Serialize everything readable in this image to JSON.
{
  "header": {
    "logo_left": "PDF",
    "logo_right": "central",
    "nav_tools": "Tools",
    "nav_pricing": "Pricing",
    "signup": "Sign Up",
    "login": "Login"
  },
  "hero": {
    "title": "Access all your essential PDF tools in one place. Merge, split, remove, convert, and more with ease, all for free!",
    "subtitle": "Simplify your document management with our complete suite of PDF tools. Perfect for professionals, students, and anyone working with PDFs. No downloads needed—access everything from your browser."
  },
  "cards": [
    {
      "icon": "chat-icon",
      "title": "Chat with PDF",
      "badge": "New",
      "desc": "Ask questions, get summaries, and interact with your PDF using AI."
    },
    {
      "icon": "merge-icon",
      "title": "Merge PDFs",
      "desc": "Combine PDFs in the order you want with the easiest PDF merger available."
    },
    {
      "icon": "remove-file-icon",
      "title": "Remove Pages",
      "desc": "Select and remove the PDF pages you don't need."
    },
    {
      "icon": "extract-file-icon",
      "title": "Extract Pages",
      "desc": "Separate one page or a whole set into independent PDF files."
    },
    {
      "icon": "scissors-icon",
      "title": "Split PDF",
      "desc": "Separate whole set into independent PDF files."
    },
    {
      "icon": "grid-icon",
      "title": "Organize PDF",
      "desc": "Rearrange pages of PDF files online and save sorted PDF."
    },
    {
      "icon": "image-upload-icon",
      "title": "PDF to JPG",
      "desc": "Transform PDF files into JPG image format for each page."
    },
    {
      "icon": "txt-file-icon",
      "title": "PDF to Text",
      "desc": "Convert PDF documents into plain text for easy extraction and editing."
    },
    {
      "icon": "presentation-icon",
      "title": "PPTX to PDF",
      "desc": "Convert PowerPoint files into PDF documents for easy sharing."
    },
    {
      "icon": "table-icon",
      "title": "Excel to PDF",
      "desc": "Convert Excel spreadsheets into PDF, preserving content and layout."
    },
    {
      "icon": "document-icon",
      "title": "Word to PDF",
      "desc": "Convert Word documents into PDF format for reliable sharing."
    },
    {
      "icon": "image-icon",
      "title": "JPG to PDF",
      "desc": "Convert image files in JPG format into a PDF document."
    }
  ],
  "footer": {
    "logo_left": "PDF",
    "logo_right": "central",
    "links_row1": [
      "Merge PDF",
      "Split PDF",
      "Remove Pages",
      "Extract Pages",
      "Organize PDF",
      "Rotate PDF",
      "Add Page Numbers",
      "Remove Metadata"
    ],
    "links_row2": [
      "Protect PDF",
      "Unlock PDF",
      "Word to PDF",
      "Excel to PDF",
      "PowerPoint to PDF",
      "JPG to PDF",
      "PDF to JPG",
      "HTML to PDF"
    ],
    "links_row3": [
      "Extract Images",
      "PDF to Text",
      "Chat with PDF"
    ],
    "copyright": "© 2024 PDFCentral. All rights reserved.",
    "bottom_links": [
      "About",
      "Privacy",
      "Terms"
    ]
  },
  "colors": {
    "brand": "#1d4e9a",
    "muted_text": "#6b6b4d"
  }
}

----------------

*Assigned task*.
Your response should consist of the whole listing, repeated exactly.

*Reply*.
Serialize everything readable in this image to JSON.
{
  "header": {
    "logo_left": "PDF",
    "logo_right": "central",
    "nav_tools": "Tools",
    "nav_pricing": "Pricing",
    "signup": "Sign Up",
    "login": "Login"
  },
  "hero": {
    "title": "Access all your essential PDF tools in one place. Merge, split, remove, convert, and more with ease, all for free!",
    "subtitle": "Simplify your document management with our complete suite of PDF tools. Perfect for professionals, students, and anyone working with PDFs. No downloads needed—access everything from your browser."
  },
  "cards": [
    {
      "icon": "chat-icon",
      "title": "Chat with PDF",
      "badge": "New",
      "desc": "Ask questions, get summaries, and interact with your PDF using AI."
    },
    {
      "icon": "merge-icon",
      "title": "Merge PDFs",
      "desc": "Combine PDFs in the order you want with the easiest PDF merger available."
    },
    {
      "icon": "remove-file-icon",
      "title": "Remove Pages",
      "desc": "Select and remove the PDF pages you don't need."
    },
    {
      "icon": "extract-file-icon",
      "title": "Extract Pages",
      "desc": "Separate one page or a whole set into independent PDF files."
    },
    {
      "icon": "scissors-icon",
      "title": "Split PDF",
      "desc": "Separate whole set into independent PDF files."
    },
    {
      "icon": "grid-icon",
      "title": "Organize PDF",
      "desc": "Rearrange pages of PDF files online and save sorted PDF."
    },
    {
      "icon": "image-upload-icon",
      "title": "PDF to JPG",
      "desc": "Transform PDF files into JPG image format for each page."
    },
    {
      "icon": "txt-file-icon",
      "title": "PDF to Text",
      "desc": "Convert PDF documents into plain text for easy extraction and editing."
    },
    {
      "icon": "presentation-icon",
      "title": "PPTX to PDF",
      "desc": "Convert PowerPoint files into PDF documents for easy sharing."
    },
    {
      "icon": "table-icon",
      "title": "Excel to PDF",
      "desc": "Convert Excel spreadsheets into PDF, preserving content and layout."
    },
    {
      "icon": "document-icon",
      "title": "Word to PDF",
      "desc": "Convert Word documents into PDF format for reliable sharing."
    },
    {
      "icon": "image-icon",
      "title": "JPG to PDF",
      "desc": "Convert image files in JPG format into a PDF document."
    }
  ],
  "footer": {
    "logo_left": "PDF",
    "logo_right": "central",
    "links_row1": [
      "Merge PDF",
      "Split PDF",
      "Remove Pages",
      "Extract Pages",
      "Organize PDF",
      "Rotate PDF",
      "Add Page Numbers",
      "Remove Metadata"
    ],
    "links_row2": [
      "Protect PDF",
      "Unlock PDF",
      "Word to PDF",
      "Excel to PDF",
      "PowerPoint to PDF",
      "JPG to PDF",
      "PDF to JPG",
      "HTML to PDF"
    ],
    "links_row3": [
      "Extract Images",
      "PDF to Text",
      "Chat with PDF"
    ],
    "copyright": "© 2024 PDFCentral. All rights reserved.",
    "bottom_links": [
      "About",
      "Privacy",
      "Terms"
    ]
  },
  "colors": {
    "brand": "#1d4e9a",
    "muted_text": "#6b6b4d"
  }
}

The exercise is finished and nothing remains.